AP English Language and Composition 6.5 Passage Drill
Want a study guide too?
AP English Language and Composition 6.5 Passage Drill. The tone of paragraph 3 could best be described as what?
|AP||AP English Language and Composition|
|AP English Language and Composition||Passage Drill|
|English I EOC Assessment||Formality and Tone|
|Test Prep||AP English Language and Composition|
|Tone and Point of View||Tone|
All right, well, forget the Bee Gees.
Ask your parents about it when they have a break.
All right, from the poem, it can be inferred
that the author's attitude toward his youth is...
And here are the potential answers.
Read 'em and weep.
And that pause waiver thing... Yeah, we know it's annoying. Tough.
So this question wants to know what we can glean from the poem about
the author's opinion of youth.
Like, is he one of those guys that shakes his fist out the front door
and shouts, "You dang kids!"?
Or is he more the forever young type?
Yeah, that guy.
We aren't directed to any specific lines, so it's basically just asking us
to look at the poem as a whole and make a broad
determination about where the writer is coming from.
Does he exhibit
bittersweet regret over his mistakes?
If he does, he doesn't let us in on it.
There's no mention of past mistakes, so we can safely assume B
is not the correct answer.
So don't pick B unless you wanna regret one of your mistakes. Haha.
Is his attitude one of sadness and remorse?
Well, again, he can't be expressing remorse if the author hasn't
hinted what he might be remorseful about.
Since we aren't given a window into the speaker's past,
we can be certain it's not about regret or remorse.
So is his attitude one of joyous acceptance about youth's passing?
Well, as far as we know, there isn't a line of his poem that says,
in essence, "Oof. High school, am I right?
I wouldn't wanna do that again."
Nah. The speaker seems pretty hot on youth, as a matter of fact.
We doubt he would diss it. Is he cautious
or fearful for what youth imports for the future?
Well, in other words, does he think youth
is like a gateway drug to some awfulness in old age?
Well, no. There are no ominous warnings here about potential threats
or anything of the kind. So we can count E out.
So our answer must be A - nostalgia and longing.
Sure enough, that's exactly what the writer is going on and on and on about.

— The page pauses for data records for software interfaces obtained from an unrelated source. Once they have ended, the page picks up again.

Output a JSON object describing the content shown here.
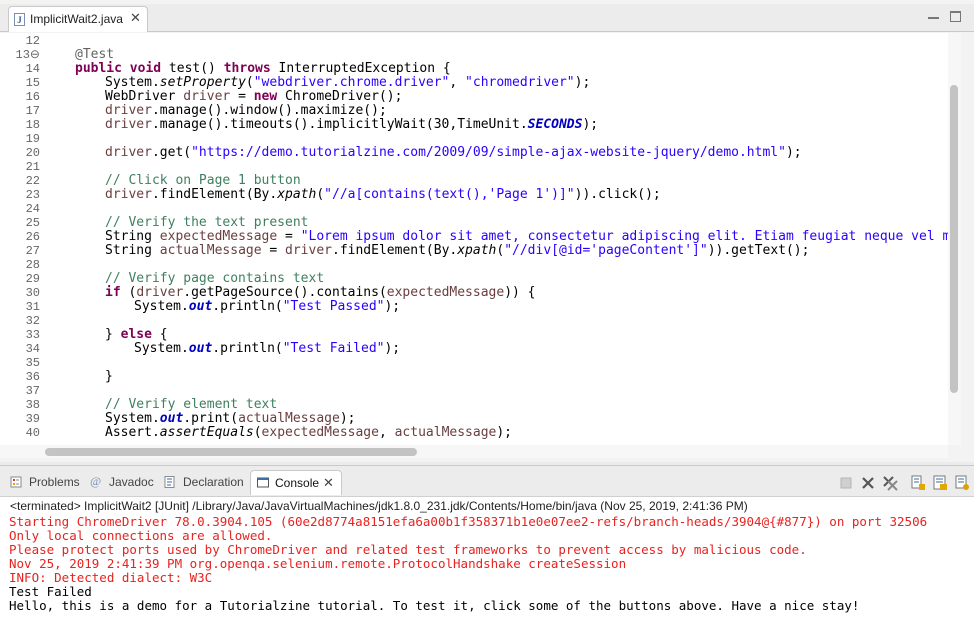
{
  "editor": {
    "tab_label": "ImplicitWait2.java",
    "file_icon_letter": "J",
    "line_numbers": [
      "12",
      "13⊖",
      "14",
      "15",
      "16",
      "17",
      "18",
      "19",
      "20",
      "21",
      "22",
      "23",
      "24",
      "25",
      "26",
      "27",
      "28",
      "29",
      "30",
      "31",
      "32",
      "33",
      "34",
      "35",
      "36",
      "37",
      "38",
      "39",
      "40"
    ],
    "code": {
      "l13_annotation": "@Test",
      "l14": {
        "kw1": "public void",
        "t1": " test() ",
        "kw2": "throws",
        "t2": " InterruptedException {"
      },
      "l15": {
        "t1": "System.",
        "m1": "setProperty",
        "t2": "(",
        "s1": "\"webdriver.chrome.driver\"",
        "t3": ", ",
        "s2": "\"chromedriver\"",
        "t4": ");"
      },
      "l16": {
        "t1": "WebDriver ",
        "v1": "driver",
        "t2": " = ",
        "kw1": "new",
        "t3": " ChromeDriver();"
      },
      "l17": {
        "v1": "driver",
        "t1": ".manage().window().maximize();"
      },
      "l18": {
        "v1": "driver",
        "t1": ".manage().timeouts().implicitlyWait(30,TimeUnit.",
        "f1": "SECONDS",
        "t2": ");"
      },
      "l20": {
        "v1": "driver",
        "t1": ".get(",
        "s1": "\"https://demo.tutorialzine.com/2009/09/simple-ajax-website-jquery/demo.html\"",
        "t2": ");"
      },
      "l22_comment": "// Click on Page 1 button",
      "l23": {
        "v1": "driver",
        "t1": ".findElement(By.",
        "m1": "xpath",
        "t2": "(",
        "s1": "\"//a[contains(text(),'Page 1')]\"",
        "t3": ")).click();"
      },
      "l25_comment": "// Verify the text present",
      "l26": {
        "t1": "String ",
        "v1": "expectedMessage",
        "t2": " = ",
        "s1": "\"Lorem ipsum dolor sit amet, consectetur adipiscing elit. Etiam feugiat neque vel metus sod"
      },
      "l27": {
        "t1": "String ",
        "v1": "actualMessage",
        "t2": " = ",
        "v2": "driver",
        "t3": ".findElement(By.",
        "m1": "xpath",
        "t4": "(",
        "s1": "\"//div[@id='pageContent']\"",
        "t5": ")).getText();"
      },
      "l29_comment": "// Verify page contains text",
      "l30": {
        "kw1": "if",
        "t1": " (",
        "v1": "driver",
        "t2": ".getPageSource().contains(",
        "v2": "expectedMessage",
        "t3": ")) {"
      },
      "l31": {
        "t1": "System.",
        "f1": "out",
        "t2": ".println(",
        "s1": "\"Test Passed\"",
        "t3": ");"
      },
      "l33": {
        "t1": "} ",
        "kw1": "else",
        "t2": " {"
      },
      "l34": {
        "t1": "System.",
        "f1": "out",
        "t2": ".println(",
        "s1": "\"Test Failed\"",
        "t3": ");"
      },
      "l36": "}",
      "l38_comment": "// Verify element text",
      "l39": {
        "t1": "System.",
        "f1": "out",
        "t2": ".print(",
        "v1": "actualMessage",
        "t3": ");"
      },
      "l40": {
        "t1": "Assert.",
        "m1": "assertEquals",
        "t2": "(",
        "v1": "expectedMessage",
        "t3": ", ",
        "v2": "actualMessage",
        "t4": ");"
      }
    }
  },
  "views": {
    "tabs": [
      {
        "label": "Problems",
        "icon": "problems-icon"
      },
      {
        "label": "Javadoc",
        "icon": "javadoc-icon"
      },
      {
        "label": "Declaration",
        "icon": "declaration-icon"
      },
      {
        "label": "Console",
        "icon": "console-icon"
      }
    ],
    "active_tab": "Console",
    "toolbar_icons": [
      "terminate-icon",
      "remove-launch-icon",
      "remove-all-terminated-icon",
      "clear-console-icon",
      "scroll-lock-icon",
      "pin-console-icon"
    ]
  },
  "console": {
    "terminated": "<terminated> ImplicitWait2 [JUnit] /Library/Java/JavaVirtualMachines/jdk1.8.0_231.jdk/Contents/Home/bin/java (Nov 25, 2019, 2:41:36 PM)",
    "lines": [
      {
        "text": "Starting ChromeDriver 78.0.3904.105 (60e2d8774a8151efa6a00b1f358371b1e0e07ee2-refs/branch-heads/3904@{#877}) on port 32506",
        "stream": "stderr"
      },
      {
        "text": "Only local connections are allowed.",
        "stream": "stderr"
      },
      {
        "text": "Please protect ports used by ChromeDriver and related test frameworks to prevent access by malicious code.",
        "stream": "stderr"
      },
      {
        "text": "Nov 25, 2019 2:41:39 PM org.openqa.selenium.remote.ProtocolHandshake createSession",
        "stream": "stderr"
      },
      {
        "text": "INFO: Detected dialect: W3C",
        "stream": "stderr"
      },
      {
        "text": "Test Failed",
        "stream": "stdout"
      },
      {
        "text": "Hello, this is a demo for a Tutorialzine tutorial. To test it, click some of the buttons above. Have a nice stay!",
        "stream": "stdout"
      }
    ]
  },
  "colors": {
    "keyword": "#7f0055",
    "string": "#2a00ff",
    "comment": "#3f7f5f",
    "local_variable": "#6a3e3e",
    "static_field": "#0000c0",
    "stderr": "#e8221f",
    "stdout": "#000000"
  }
}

He sees youth encapsulated in the urn
and longs for the blissful simplicity of his own youth.
Back when he was, you know, in school
taking AP tests and whatnot.
[ sobbing ]